Maps: Where would we be without them? This was banner year for beautiful, information-dense cartography, which provided a moment of self-reflection like a giant, geographic mirror. Here are our favorite maps from 2013 that helped us find our place in the world.
Why's your internet so slow? We mapped relative download speeds by congressional district across the contiguous U.S. in 5,600 cities and towns. Sadly, most of the country is far below the country's average of 18.2 megabits per second.
I love maps that tackle the great unanswered questions in our lives. Like what is the closest pizza chain within a 10-mile radius?
One of the coolest mapping tools we saw this year was Richard Saul Wurman's Urban Observatory, a site that lets you compare maps of cities using various datasets.
The New Yorker (who we've never really thought of as Budweiser people anyway) provide interactive proof that independent craft beers are marching across the country.
This incredibly ambitious project used satellite maps, real estate data, clipping farms, and Amazon's Mechanical Turk to count all the pools in L.A. The resulting "map" is a 2,700-page book.
Gorgeous and deadly, this map by the Visualization Lab at the National Oceanic and Atmospheric Administration charts the 11,967 tropical cyclones that have occurred on Earth since they began keeping a record in 1842.
This simple map shows countries with their landmass size adjusted according to their population: One grid square represents one million people.
This interactive map lets you not only see what counties Americans moving to and from, you can also make charts using census data for the past five decades.

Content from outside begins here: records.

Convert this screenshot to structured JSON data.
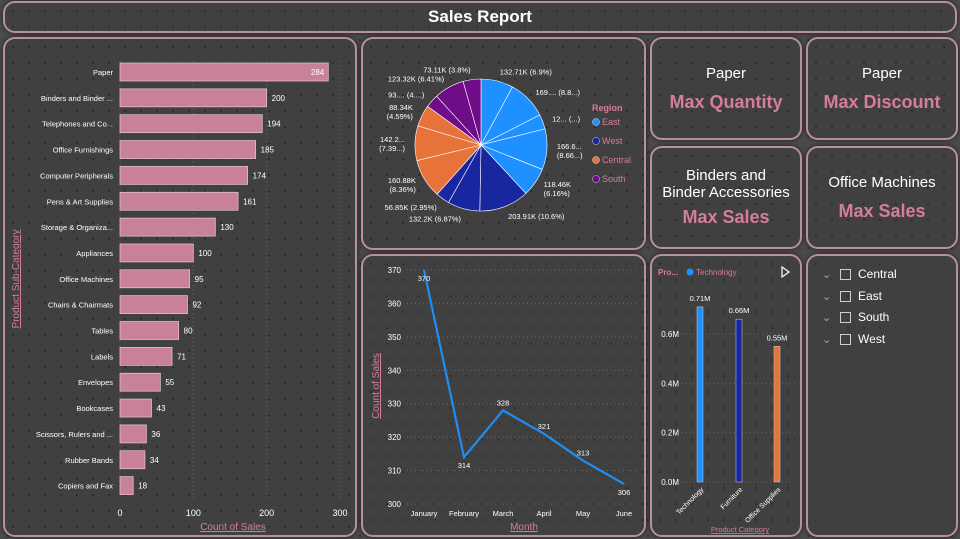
{
  "page_title": "Sales Report",
  "colors": {
    "bar_pink": "#c98197",
    "accent_pink": "#d67d97",
    "line_blue": "#1f8ef1",
    "pie_east": "#1e90ff",
    "pie_west": "#1826a0",
    "pie_central": "#e8733a",
    "pie_south": "#6e0d87"
  },
  "kpis": [
    {
      "title": "Paper",
      "value": "Max Quantity"
    },
    {
      "title": "Paper",
      "value": "Max Discount"
    },
    {
      "title": "Binders and\nBinder Accessories",
      "value": "Max Sales"
    },
    {
      "title": "Office Machines",
      "value": "Max Sales"
    }
  ],
  "slicer": {
    "items": [
      "Central",
      "East",
      "South",
      "West"
    ]
  },
  "chart_data": [
    {
      "type": "bar",
      "orientation": "horizontal",
      "ylabel": "Product Sub-Category",
      "xlabel": "Count of Sales",
      "xlim": [
        0,
        300
      ],
      "xticks": [
        "0",
        "100",
        "200",
        "300"
      ],
      "categories": [
        "Paper",
        "Binders and Binder ...",
        "Telephones and Co...",
        "Office Furnishings",
        "Computer Peripherals",
        "Pens & Art Supplies",
        "Storage & Organiza...",
        "Appliances",
        "Office Machines",
        "Chairs & Chairmats",
        "Tables",
        "Labels",
        "Envelopes",
        "Bookcases",
        "Scissors, Rulers and ...",
        "Rubber Bands",
        "Copiers and Fax"
      ],
      "values": [
        284,
        200,
        194,
        185,
        174,
        161,
        130,
        100,
        95,
        92,
        80,
        71,
        55,
        43,
        36,
        34,
        18
      ],
      "grid": true
    },
    {
      "type": "pie",
      "legend_title": "Region",
      "legend": [
        "East",
        "West",
        "Central",
        "South"
      ],
      "legend_placement": "right",
      "slices": [
        {
          "region": "East",
          "value": 132.71,
          "label": "132.71K (6.9%)"
        },
        {
          "region": "East",
          "value": 160,
          "label": "169.... (8.8...)"
        },
        {
          "region": "East",
          "value": 60,
          "label": "12... (...)"
        },
        {
          "region": "East",
          "value": 166.6,
          "label": "166.6...\n(8.66...)"
        },
        {
          "region": "East",
          "value": 118.46,
          "label": "118.46K\n(6.16%)"
        },
        {
          "region": "West",
          "value": 203.91,
          "label": "203.91K (10.6%)"
        },
        {
          "region": "West",
          "value": 132.2,
          "label": "132.2K (6.87%)"
        },
        {
          "region": "West",
          "value": 56.85,
          "label": "56.85K (2.95%)"
        },
        {
          "region": "Central",
          "value": 160.88,
          "label": "160.88K\n(8.36%)"
        },
        {
          "region": "Central",
          "value": 142.2,
          "label": "142.2...\n(7.39...)"
        },
        {
          "region": "Central",
          "value": 88.34,
          "label": "88.34K\n(4.59%)"
        },
        {
          "region": "South",
          "value": 55,
          "label": "93.... (4....)"
        },
        {
          "region": "South",
          "value": 123.32,
          "label": "123.32K (6.41%)"
        },
        {
          "region": "South",
          "value": 73.11,
          "label": "73.11K (3.8%)"
        }
      ]
    },
    {
      "type": "line",
      "xlabel": "Month",
      "ylabel": "Count of Sales",
      "categories": [
        "January",
        "February",
        "March",
        "April",
        "May",
        "June"
      ],
      "values": [
        370,
        314,
        328,
        321,
        313,
        306
      ],
      "ylim": [
        300,
        370
      ],
      "yticks": [
        300,
        310,
        320,
        330,
        340,
        350,
        360,
        370
      ],
      "grid": true
    },
    {
      "type": "bar",
      "legend_title": "Pro...",
      "legend": [
        "Technology"
      ],
      "xlabel": "Product Category",
      "categories": [
        "Technology",
        "Furniture",
        "Office Supplies"
      ],
      "values": [
        0.71,
        0.66,
        0.55
      ],
      "value_labels": [
        "0.71M",
        "0.66M",
        "0.55M"
      ],
      "colors": [
        "#1e90ff",
        "#1826a0",
        "#e8733a"
      ],
      "ylim": [
        0,
        0.8
      ],
      "yticks": [
        "0.0M",
        "0.2M",
        "0.4M",
        "0.6M"
      ],
      "grid": true
    }
  ]
}
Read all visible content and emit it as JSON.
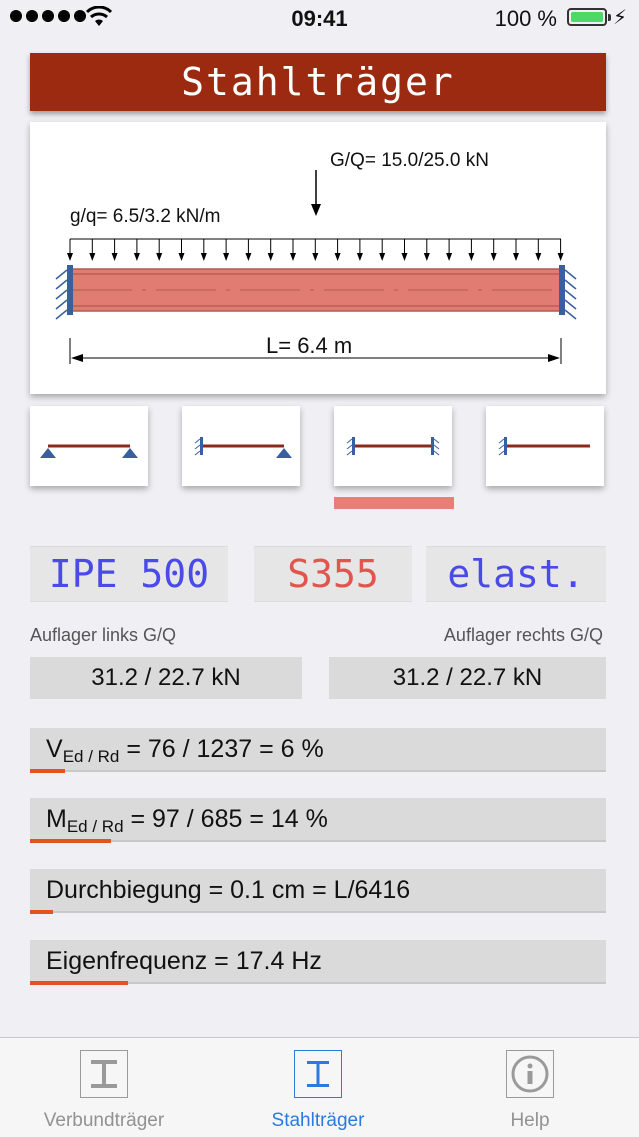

Be prepared to spend the rest of your day here: Smithsonian takes 150,000 historic maps overlaid with current-day satellite maps to give us a real then-and-now perspective of changing American cities.
Mary, Lisa, Ashley, Emily, Emma, Isabella, Sophia: This seemingly infinite GIF from Jezebel was one of the most mesmerizing maps of all time. Who could forget the Great Jennifer-Jessica Era, or the Lost Amanda Years?
Besides being a real beauty, this map can tell you the age of any of New York City's 1,053,713 buildings, using the city's tax data.
Which states are book smart? The Atlantic examined educational achievement by county. The darker the region, the higher the graduation rate. Colorado, we salute you.
Be honest, where would you rather live? With a bunch of apricots or where you're mostly likely to get killed by lawnmowers? The answer, provided by The Doghouse Diaries, is clear.